Data about app and page elements »
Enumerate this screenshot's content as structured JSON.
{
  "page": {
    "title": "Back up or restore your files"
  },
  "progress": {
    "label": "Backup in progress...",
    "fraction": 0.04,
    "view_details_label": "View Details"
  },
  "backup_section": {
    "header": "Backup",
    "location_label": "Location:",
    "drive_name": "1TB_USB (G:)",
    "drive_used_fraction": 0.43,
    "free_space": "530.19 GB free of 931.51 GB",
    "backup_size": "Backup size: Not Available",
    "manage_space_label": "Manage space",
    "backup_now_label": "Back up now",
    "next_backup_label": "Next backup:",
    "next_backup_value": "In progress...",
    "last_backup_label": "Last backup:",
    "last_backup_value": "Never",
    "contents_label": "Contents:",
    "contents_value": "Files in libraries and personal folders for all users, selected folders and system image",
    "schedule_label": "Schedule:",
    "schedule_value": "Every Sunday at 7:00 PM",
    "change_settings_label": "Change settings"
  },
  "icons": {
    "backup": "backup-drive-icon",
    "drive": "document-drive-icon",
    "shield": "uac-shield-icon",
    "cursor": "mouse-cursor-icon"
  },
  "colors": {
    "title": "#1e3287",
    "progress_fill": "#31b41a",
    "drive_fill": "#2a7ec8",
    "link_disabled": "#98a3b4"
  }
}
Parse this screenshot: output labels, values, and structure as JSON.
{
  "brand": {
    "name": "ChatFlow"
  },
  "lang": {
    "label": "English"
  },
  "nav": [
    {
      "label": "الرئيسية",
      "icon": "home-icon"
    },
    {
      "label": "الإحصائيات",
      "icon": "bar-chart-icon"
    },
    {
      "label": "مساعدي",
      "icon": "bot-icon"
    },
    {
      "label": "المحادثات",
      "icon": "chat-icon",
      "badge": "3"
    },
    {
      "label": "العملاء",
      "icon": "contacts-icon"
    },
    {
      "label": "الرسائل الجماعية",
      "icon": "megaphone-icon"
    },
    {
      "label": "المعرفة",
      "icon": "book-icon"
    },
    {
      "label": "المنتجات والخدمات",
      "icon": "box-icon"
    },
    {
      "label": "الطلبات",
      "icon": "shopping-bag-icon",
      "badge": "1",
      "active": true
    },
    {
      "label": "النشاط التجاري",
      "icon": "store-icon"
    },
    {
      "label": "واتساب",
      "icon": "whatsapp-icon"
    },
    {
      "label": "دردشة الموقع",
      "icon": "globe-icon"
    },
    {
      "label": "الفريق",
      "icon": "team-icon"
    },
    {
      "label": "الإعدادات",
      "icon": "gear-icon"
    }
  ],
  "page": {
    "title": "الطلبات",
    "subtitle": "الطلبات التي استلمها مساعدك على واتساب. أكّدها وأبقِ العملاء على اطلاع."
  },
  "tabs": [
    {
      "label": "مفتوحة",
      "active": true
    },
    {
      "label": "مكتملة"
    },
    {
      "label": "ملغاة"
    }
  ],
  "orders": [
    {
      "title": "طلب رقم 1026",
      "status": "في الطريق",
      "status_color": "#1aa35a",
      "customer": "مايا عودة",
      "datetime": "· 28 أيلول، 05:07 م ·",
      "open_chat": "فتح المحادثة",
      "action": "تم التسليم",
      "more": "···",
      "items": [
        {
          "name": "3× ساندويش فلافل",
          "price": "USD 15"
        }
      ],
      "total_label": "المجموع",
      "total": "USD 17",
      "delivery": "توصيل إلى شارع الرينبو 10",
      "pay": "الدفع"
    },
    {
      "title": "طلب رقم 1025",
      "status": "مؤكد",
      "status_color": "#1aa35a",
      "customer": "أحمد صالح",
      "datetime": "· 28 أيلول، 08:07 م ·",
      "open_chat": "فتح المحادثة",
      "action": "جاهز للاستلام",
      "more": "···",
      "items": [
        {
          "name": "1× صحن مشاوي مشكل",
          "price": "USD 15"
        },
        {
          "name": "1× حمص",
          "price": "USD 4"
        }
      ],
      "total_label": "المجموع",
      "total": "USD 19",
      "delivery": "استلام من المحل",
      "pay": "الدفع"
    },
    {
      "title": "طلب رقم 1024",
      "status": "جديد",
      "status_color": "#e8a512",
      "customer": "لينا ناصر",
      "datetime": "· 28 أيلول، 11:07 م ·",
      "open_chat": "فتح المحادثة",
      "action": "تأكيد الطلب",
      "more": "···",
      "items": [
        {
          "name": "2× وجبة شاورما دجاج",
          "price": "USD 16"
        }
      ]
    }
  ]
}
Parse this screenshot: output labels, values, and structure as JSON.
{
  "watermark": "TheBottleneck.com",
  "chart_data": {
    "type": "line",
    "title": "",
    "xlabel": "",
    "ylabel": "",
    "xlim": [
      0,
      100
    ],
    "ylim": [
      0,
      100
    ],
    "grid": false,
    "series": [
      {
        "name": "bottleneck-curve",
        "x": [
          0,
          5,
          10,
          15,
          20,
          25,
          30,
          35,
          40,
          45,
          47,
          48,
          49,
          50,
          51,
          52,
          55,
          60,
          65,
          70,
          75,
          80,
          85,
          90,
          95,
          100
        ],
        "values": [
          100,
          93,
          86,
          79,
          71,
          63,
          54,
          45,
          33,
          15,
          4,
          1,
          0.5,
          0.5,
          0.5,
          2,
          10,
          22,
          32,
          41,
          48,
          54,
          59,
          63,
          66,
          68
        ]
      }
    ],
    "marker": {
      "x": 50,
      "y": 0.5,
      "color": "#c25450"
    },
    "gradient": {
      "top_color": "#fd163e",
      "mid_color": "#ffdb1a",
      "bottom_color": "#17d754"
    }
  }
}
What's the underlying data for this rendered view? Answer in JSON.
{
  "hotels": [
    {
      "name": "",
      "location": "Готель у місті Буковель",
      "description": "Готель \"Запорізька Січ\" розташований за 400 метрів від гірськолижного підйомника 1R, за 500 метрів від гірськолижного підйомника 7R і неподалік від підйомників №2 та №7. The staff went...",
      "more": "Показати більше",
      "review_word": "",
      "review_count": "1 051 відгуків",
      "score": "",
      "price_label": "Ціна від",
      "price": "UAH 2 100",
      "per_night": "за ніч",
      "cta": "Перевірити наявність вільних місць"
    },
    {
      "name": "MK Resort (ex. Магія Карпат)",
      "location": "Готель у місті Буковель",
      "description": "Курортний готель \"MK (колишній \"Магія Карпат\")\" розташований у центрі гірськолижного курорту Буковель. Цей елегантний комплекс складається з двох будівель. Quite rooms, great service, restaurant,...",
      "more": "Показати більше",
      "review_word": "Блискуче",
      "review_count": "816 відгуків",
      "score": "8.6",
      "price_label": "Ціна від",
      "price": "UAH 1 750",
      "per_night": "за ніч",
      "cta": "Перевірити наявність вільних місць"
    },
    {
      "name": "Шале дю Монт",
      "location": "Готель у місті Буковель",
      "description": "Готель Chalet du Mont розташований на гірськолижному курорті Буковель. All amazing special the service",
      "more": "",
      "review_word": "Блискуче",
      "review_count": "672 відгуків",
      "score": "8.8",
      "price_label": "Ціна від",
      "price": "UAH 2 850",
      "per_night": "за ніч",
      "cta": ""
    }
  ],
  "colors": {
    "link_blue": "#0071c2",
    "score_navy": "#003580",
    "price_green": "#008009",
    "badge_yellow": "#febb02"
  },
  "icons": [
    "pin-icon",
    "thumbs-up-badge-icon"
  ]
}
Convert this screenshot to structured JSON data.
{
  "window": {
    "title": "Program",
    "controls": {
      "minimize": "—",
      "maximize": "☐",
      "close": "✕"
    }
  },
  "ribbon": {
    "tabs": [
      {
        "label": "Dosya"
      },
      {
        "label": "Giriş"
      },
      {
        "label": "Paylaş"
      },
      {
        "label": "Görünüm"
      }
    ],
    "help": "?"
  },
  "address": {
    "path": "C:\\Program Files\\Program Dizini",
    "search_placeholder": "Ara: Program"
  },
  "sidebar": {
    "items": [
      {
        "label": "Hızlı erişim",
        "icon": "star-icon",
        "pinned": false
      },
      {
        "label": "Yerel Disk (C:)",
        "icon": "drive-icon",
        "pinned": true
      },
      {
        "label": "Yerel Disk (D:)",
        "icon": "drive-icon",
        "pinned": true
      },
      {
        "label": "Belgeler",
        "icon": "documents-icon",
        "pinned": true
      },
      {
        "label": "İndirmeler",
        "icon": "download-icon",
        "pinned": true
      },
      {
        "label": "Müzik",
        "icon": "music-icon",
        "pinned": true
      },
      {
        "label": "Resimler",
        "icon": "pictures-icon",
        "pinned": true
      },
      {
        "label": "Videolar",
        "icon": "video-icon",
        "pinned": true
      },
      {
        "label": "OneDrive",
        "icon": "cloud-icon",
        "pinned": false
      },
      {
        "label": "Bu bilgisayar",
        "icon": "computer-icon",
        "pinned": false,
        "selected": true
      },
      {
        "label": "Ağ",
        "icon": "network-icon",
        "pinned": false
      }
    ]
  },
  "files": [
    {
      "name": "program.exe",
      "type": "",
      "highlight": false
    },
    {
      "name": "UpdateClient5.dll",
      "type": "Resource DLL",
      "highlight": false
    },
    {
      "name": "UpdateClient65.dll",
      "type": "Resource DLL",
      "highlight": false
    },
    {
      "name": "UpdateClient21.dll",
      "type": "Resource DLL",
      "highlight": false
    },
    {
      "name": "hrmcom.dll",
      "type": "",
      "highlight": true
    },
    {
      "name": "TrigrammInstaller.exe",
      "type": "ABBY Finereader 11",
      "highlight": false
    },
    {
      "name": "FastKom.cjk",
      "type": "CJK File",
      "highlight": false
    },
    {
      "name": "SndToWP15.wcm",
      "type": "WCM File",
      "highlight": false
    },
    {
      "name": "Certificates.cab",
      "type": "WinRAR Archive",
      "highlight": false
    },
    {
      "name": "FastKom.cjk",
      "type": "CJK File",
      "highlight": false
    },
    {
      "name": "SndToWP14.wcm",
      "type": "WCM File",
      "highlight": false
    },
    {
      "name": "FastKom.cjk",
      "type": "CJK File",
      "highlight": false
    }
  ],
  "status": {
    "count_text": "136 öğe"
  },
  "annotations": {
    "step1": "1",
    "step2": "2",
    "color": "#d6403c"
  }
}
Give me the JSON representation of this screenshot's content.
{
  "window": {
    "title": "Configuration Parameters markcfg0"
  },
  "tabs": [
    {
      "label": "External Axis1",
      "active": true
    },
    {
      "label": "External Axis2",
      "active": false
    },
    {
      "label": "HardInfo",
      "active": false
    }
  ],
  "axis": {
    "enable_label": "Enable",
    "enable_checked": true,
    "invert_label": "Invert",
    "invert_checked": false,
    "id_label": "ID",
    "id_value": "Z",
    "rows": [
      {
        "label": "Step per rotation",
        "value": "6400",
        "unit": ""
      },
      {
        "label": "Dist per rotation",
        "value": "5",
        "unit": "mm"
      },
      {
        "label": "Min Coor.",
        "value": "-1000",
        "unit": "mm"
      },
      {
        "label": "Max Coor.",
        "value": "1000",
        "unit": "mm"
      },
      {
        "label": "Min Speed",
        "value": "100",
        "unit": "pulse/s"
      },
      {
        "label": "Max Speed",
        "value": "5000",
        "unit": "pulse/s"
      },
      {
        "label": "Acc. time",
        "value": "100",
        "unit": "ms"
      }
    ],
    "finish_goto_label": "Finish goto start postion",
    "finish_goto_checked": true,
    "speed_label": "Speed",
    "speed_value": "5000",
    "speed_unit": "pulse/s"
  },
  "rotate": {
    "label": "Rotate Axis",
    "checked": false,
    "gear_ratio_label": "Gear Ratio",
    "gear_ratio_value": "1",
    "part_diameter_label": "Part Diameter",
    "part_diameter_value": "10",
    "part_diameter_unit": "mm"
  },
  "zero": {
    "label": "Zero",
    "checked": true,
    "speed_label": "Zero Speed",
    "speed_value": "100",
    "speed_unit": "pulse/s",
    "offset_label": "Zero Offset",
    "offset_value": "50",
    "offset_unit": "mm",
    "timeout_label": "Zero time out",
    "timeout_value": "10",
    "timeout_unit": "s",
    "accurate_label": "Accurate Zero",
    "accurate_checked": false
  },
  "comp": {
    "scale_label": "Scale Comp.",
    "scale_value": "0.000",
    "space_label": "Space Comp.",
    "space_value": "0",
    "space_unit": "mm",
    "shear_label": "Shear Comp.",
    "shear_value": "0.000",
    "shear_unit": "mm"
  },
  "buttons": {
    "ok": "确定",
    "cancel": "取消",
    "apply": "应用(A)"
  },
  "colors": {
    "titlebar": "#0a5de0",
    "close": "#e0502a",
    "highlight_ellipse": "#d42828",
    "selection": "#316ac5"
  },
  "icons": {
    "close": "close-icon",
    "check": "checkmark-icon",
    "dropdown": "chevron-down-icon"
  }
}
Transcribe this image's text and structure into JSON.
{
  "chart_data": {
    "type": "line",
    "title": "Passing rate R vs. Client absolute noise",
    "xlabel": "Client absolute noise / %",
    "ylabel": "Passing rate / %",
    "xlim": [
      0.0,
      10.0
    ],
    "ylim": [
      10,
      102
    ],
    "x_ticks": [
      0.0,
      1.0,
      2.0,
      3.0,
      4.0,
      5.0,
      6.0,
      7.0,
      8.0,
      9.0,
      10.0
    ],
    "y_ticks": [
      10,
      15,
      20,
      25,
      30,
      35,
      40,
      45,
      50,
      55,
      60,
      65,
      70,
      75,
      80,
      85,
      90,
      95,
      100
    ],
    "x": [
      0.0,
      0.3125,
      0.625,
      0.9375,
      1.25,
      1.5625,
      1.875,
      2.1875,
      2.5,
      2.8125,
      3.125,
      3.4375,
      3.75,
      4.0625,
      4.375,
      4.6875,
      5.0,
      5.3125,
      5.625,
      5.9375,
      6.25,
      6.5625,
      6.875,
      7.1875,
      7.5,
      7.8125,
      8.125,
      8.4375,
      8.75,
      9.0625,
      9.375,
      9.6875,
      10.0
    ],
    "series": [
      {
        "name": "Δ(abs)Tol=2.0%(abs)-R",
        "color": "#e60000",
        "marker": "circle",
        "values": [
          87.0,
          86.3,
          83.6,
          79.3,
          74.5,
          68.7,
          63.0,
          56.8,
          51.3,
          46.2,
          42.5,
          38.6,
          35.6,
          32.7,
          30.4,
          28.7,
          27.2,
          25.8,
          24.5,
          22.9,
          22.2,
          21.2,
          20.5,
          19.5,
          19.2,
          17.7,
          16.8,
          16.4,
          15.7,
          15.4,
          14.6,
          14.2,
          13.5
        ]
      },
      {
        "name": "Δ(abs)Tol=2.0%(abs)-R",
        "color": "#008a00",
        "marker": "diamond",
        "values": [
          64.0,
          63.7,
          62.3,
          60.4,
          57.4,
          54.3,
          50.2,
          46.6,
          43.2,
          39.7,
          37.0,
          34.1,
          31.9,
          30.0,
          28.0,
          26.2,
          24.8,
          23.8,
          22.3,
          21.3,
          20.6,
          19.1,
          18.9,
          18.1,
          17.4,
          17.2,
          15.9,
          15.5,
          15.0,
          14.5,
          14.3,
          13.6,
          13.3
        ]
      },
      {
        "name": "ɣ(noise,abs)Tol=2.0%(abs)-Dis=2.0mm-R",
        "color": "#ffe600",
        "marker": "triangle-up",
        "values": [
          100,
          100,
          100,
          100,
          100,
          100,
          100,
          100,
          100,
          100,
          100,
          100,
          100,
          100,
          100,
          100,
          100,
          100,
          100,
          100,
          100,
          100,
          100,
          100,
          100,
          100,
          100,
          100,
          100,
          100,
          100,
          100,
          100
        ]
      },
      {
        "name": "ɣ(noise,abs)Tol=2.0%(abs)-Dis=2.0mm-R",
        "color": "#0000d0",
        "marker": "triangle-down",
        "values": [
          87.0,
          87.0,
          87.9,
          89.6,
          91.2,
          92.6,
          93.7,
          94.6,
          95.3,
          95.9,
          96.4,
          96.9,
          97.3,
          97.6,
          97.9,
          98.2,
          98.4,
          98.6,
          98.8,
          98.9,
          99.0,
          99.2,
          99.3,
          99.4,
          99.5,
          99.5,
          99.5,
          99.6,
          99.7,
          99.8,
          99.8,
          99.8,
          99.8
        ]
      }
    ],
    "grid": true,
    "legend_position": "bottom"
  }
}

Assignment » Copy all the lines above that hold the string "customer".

Exercise solution »
      "customer": "مايا عودة",
      "customer": "أحمد صالح",
      "customer": "لينا ناصر",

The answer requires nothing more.